First some background. During football games, the way colleague Kyle Meinke and I handle in-game coverage is simple. Kyle files a column and I file a game story the minute the clock strikes 0:00.
Only that night, at around midnight, it wasn't so simple.
When Denard Robinson found Vincent Smith on a look-back pass to the flat that ended in a 21-yard touchdown with 1:12 to go, the stadium exploded and my job just got easier. The headline would read, "Michigan scores 21 unanswered points in 4th quarter, beats Notre Dame, 28-24."
But as I was writing that exact story, Tommy Rees had other ideas. He took Notre Dame 61 yards in less than a minute. The only portion of that drive I saw? The last few steps of Theo Riddick's 29-yard touchdown catch. And the only reason I looked up from my computer screen was because 114,000 people were groaning pretty loudly.
"Michigan almost completes comeback, but falls short after ... "
Minutes after scrapping everything and starting over again, I hear another massive roar from my seat inside the press box. This time it's not a groan, it's much louder. I look up just in time to see Jeremy Gallon finish off a 64-yard catch and run.
After helplessly tossing my hands up and fighting the urge to throw my laptop in the trash, I managed to settle in long enough to watch Roy Roundtree's game-winning catch in the corner of the end zone.
Everyone probably has their own unique memory of the 2011 Michigan-Notre Dame game. Mine will forever be linked with the delete key, a lot of Diet Coke and the three game stories I wrote in less than two minutes.

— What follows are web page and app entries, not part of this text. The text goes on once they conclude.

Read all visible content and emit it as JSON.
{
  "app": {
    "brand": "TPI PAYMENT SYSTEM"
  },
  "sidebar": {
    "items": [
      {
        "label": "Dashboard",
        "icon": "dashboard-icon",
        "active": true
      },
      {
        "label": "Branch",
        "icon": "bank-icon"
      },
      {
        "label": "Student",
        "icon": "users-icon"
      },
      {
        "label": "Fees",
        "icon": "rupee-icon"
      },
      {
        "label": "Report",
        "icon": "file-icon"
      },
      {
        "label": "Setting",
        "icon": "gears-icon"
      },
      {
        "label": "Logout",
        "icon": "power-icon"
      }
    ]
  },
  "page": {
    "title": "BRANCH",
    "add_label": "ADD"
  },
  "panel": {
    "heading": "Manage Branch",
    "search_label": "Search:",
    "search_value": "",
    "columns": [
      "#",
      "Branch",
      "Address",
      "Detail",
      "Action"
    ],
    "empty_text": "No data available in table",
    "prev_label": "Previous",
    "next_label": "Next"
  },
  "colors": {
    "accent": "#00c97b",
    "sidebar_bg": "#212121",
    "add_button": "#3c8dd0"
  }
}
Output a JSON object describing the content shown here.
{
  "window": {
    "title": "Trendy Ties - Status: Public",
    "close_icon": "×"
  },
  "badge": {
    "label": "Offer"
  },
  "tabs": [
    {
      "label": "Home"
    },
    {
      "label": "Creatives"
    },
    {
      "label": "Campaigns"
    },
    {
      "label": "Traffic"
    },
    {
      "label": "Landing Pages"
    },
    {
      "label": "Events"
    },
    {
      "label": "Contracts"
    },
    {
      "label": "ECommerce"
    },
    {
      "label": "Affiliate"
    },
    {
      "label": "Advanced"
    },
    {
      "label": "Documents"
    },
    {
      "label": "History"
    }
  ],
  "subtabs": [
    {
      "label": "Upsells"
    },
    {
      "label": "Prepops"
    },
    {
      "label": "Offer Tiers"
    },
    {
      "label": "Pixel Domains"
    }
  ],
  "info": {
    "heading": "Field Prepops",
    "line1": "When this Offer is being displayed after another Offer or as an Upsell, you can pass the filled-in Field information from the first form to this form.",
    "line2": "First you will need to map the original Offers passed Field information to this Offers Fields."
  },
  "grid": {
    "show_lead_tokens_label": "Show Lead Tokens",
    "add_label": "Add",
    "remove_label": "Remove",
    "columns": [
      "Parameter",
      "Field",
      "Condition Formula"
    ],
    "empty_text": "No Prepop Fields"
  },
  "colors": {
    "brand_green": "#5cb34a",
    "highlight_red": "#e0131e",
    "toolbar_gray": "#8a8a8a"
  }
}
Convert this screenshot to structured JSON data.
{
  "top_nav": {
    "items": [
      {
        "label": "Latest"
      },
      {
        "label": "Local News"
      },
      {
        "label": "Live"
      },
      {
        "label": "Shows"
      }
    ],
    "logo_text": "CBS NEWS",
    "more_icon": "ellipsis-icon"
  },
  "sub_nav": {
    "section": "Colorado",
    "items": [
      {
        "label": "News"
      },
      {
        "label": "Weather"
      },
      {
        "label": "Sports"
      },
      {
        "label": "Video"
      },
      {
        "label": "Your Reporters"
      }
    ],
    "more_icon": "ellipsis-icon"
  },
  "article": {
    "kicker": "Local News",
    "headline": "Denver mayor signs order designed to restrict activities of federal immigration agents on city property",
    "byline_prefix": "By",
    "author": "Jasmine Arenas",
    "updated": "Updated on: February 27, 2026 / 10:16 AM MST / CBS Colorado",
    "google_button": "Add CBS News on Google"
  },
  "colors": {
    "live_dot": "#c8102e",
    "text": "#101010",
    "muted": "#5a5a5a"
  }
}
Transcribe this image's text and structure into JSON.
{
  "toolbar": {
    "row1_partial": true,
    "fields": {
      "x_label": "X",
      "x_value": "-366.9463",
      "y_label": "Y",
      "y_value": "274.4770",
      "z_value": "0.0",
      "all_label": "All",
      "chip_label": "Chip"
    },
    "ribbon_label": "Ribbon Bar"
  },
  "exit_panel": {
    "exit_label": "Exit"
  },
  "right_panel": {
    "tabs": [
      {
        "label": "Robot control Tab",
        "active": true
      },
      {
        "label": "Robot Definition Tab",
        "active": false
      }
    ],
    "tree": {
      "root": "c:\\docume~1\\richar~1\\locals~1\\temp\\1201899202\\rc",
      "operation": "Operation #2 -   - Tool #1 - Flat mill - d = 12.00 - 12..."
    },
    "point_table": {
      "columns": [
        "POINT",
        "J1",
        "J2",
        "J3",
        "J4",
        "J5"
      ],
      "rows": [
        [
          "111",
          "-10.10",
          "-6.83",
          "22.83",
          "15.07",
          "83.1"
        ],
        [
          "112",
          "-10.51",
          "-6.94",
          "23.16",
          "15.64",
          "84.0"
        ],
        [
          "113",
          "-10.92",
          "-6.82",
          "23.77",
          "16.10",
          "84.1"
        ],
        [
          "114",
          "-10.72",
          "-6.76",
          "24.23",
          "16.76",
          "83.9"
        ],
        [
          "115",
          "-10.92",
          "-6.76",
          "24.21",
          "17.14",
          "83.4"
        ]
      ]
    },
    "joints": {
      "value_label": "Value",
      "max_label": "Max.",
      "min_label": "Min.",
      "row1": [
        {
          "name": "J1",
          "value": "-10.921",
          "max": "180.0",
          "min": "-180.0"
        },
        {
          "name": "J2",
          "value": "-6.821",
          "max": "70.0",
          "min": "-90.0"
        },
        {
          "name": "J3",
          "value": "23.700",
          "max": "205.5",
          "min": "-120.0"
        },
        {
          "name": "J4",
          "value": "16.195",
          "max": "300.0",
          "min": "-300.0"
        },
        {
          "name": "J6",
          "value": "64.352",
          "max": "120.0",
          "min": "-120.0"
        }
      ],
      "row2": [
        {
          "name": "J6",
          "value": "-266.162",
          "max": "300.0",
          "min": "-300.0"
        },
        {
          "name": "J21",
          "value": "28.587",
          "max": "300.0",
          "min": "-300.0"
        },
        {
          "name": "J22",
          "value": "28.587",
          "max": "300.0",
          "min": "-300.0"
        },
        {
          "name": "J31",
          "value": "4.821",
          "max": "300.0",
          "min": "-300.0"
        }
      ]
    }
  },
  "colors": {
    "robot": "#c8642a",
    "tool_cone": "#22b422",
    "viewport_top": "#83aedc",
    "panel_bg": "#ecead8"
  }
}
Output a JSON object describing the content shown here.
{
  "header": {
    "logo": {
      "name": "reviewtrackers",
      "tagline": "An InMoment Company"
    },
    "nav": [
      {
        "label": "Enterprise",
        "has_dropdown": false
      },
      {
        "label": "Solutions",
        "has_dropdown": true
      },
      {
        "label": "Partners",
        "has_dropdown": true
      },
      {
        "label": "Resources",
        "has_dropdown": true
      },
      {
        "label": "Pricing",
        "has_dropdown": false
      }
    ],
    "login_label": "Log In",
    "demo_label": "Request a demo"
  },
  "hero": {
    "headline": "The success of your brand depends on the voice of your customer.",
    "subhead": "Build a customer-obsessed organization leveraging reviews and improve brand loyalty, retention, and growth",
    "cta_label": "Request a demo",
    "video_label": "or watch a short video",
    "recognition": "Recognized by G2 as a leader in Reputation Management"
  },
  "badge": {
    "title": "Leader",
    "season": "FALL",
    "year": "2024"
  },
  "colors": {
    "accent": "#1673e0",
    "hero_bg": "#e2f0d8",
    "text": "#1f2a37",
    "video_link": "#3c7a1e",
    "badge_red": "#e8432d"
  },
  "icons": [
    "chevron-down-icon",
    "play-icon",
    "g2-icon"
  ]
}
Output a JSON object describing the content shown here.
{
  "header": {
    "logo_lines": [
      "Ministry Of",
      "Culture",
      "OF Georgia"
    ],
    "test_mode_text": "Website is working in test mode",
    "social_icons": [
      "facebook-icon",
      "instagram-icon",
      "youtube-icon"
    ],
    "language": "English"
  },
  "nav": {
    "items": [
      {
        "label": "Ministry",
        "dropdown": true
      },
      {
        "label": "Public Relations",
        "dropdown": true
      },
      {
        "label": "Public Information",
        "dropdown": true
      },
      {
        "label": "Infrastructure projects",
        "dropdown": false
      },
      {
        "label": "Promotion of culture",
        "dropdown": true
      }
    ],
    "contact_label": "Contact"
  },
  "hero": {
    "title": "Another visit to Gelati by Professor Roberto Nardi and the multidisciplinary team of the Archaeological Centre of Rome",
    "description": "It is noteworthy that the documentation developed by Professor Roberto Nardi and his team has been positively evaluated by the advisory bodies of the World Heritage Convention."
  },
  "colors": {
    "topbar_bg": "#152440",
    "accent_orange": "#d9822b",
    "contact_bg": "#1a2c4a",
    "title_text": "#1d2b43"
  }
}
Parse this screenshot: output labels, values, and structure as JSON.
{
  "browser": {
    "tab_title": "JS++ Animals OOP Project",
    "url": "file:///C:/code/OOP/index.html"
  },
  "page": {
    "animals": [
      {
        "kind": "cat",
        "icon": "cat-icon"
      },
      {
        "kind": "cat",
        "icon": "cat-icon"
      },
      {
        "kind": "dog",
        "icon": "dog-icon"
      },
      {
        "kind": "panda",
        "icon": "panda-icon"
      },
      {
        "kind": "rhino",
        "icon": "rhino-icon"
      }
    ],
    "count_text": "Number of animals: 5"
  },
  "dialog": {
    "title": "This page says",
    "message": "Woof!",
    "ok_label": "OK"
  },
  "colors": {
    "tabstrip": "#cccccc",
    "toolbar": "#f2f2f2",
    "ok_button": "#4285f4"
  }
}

Can't wait to do it again this fall, under the lights, in South Bend.
Notable: In a day full of craziness, perhaps the most bizarre play came on the first snap of the fourth quarter.
Robinson set things up with a 77-yard pass to Junior Hemingway. You remember? The one where he managed to stay upright for a few seconds despite a 300-pound defensive lineman ripping at his ankles?
After the big pass play put Michigan deep into Irish territory, the Wolverines went for the score with a handoff to fullback Stephen Hopkins. Hopkins was blasted at the goal line, and promptly fumbled.
Luck of the Irish? Not so much. The ball bounces perfectly back toward Robinson, who scoops it up in stride and saunters into the end zone to begin the comeback.
No big deal.
When: Nov. 19, 2011
Where: Michigan Stadium
What: Actions often speak louder than words. But on this day, they both registered the same impact.
There weren't a ton of memorable moments from Michigan's 45-17 romp over Nebraska. The Cornhuskers turned the ball over a ton, and Michigan capitalized basically every time.
The performance was so dominating that with 5:54 to play in the game, 113,718 people collectively turned the page.
Michigan had the ball and Devin Gardner had just subbed in for Denard Robinson. But no one seemed to care.
"Beat Ohio ...," they chanted.
Nebraska actually got the ball back, and embarked on an 11-play drive that took the Cornhuskers all the way inside the Michigan 10.
Again, no one cared.
The closer the game inched toward completion, the louder the chant got. And once the blowout was finally over, the collective cry only intensified.
In the student section, in the nosebleeds and in the stairwell inside the stadium.
The game with Ohio State -- or in Brady Hoke's word, "Ohio" -- wasn't for seven days. But a week earlier inside Michigan Stadium, seven years of abuse and anticipation seemed to culminate into two words.
A week later, Hoke became the first Michigan coach to win 10 games in his debut season since Fielding H. Yost accomplished the feat in 1901.
Oh, and Michigan finally beat "Ohio."
That was strange. Against Nebraska in late November, things got even more weird -- as the game begun during the midst of a power outage.
Michigan Stadium lost power shortly before hosting the Cornhuskers' first visit to Ann Arbor since 1962.
Not to worry, though. Fans still managed to pull off the Lloyd Carr "card stunt" shortly before four fighter jets flew over the stadium.
Hints for Friday's installment: Sugar time and 2,926 days of pain erased.